Oakland at MIN: The Raiders are hardly a defensive juggernaut entering Week 11. Oakland is tied for 27th in total defense at 25.9 points allowed per game. The Raiders have generated 12 turnovers and 23 sacks. However, this is an interesting spot against Christian Ponder and the 23rd-ranked Minnesota offense (19.9 poitns scored per game). There will be a big play or two to Adrian Peterson, but the Oakland defensive front will create opportunities for big plays against a weak Minnesota offensive line.
Defenses on the Pine
New York Giants vs. PHI: The New York defense leaves me uneasy. There just hasn’t been a consistent push at the defensive line in recent weeks and opposing rushers have given them fits. As a result, I’m fearful of the speedy weapons downfield, even if Vince Young is lined up under center.
The Giants may provide a few sacks to the bottom line (they’ve amassed 30 to date), but the secondary has yet to get healthy and continues to give up big plays.
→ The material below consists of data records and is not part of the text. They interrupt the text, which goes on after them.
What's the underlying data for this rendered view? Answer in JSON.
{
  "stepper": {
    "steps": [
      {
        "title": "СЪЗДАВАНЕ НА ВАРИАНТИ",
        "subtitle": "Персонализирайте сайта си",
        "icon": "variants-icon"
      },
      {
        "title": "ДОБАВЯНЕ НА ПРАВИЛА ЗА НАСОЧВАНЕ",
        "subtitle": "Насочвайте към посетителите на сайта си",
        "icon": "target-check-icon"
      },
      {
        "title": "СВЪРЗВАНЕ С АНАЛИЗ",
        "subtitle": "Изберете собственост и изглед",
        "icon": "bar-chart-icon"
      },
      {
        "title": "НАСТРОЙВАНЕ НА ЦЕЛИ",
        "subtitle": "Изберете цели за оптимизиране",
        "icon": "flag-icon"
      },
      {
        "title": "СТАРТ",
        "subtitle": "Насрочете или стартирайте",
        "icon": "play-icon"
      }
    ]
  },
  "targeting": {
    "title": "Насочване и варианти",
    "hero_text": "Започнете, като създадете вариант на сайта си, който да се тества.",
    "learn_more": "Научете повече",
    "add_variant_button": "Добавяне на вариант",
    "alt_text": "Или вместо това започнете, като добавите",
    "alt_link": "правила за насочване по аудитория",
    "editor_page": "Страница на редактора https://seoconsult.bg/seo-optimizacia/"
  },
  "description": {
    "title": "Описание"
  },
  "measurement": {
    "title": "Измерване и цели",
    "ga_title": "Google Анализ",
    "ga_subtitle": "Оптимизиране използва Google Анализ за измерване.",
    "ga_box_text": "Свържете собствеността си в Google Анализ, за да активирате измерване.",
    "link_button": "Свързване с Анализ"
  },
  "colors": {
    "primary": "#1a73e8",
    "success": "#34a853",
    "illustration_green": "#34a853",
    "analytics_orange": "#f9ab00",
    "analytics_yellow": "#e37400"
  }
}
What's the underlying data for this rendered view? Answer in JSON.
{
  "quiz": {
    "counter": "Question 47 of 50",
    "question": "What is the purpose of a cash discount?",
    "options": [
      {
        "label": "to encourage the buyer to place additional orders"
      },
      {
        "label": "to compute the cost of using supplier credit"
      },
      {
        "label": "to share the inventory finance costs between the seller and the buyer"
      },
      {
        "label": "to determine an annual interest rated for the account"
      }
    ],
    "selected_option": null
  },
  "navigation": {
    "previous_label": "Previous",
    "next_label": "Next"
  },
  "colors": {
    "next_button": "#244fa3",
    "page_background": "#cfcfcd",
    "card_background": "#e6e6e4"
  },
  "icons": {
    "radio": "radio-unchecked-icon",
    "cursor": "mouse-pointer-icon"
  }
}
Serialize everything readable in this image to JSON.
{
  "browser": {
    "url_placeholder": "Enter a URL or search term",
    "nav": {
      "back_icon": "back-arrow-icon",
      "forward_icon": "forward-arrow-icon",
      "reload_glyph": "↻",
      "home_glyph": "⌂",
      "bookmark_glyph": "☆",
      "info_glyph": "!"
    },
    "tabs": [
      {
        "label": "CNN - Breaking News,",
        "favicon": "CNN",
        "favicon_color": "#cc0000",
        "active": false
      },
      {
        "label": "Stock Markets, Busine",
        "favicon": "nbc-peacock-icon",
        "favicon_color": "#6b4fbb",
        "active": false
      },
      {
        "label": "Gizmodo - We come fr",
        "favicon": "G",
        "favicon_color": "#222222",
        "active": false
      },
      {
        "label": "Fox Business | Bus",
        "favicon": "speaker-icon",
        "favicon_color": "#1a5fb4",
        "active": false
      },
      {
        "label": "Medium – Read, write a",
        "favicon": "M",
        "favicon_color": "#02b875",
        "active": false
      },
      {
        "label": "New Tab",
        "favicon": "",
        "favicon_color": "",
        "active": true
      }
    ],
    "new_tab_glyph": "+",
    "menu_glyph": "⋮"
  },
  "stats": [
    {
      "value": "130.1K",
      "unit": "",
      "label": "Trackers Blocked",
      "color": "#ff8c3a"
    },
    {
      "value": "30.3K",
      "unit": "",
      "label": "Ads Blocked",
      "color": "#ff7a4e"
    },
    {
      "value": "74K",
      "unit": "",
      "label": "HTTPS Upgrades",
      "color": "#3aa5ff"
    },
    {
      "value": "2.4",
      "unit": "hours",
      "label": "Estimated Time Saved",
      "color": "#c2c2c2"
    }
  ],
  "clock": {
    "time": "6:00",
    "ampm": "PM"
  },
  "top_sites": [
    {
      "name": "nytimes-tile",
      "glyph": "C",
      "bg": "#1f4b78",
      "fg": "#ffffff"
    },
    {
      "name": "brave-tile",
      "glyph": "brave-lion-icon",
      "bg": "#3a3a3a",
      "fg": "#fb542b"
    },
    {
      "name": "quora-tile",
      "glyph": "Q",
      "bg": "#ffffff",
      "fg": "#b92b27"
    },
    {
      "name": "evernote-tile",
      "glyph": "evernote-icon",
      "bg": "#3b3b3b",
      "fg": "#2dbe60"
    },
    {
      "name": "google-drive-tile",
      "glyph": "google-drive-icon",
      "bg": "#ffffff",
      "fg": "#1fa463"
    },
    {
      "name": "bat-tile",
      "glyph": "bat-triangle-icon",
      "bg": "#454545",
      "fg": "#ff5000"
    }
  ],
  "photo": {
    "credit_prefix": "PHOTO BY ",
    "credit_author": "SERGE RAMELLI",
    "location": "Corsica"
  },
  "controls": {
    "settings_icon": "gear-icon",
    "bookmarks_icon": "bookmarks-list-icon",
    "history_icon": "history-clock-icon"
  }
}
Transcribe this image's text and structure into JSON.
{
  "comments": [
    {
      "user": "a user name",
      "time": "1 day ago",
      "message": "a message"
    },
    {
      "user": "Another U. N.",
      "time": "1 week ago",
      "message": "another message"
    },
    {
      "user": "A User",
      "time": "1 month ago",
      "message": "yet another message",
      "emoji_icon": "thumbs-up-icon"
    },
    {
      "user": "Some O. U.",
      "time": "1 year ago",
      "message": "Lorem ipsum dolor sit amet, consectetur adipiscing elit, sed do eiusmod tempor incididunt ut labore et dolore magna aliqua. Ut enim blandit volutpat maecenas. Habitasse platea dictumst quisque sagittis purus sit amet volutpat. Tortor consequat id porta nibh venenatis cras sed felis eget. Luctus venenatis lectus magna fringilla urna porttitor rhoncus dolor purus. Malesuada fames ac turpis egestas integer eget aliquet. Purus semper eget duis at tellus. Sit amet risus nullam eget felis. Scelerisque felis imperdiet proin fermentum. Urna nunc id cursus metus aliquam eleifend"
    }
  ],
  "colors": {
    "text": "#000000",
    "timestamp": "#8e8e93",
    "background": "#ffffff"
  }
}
Just look at the drive against San Francisco that culminated in Vernon Davis’ touchdown reception. I’m fearful that LeSean McCoy running wild puts them in a bad spot that leads to a shootout.
New York Jets at DEN: I have the New York defense ranked eighth this week heading into the showdown with Tebow. Tebow will take his share of sacks, though I fear he won’t attempt enough passes to help owners pad their stats with turnovers. Of course, I’m curious about when the official scorekeepers will change everything he does to a rushing attempt and eliminate sacks from the equation.
Cincinnati at BAL: The Bengals lost Leon Hall for the season because of an Achilles’ injury sustained against the Steelers. His absence leaves me somewhat uneasy against the Jekyll-Hyde Ravens on the road this week. Flacco has played horribly against the Bengals historically, but continues to take shots downfield (with little success of late) with Torrey Smith and Anquan Boldin. I have to believe that Cam Cameron eventually realizes that Ray Rice still plays in Baltimore.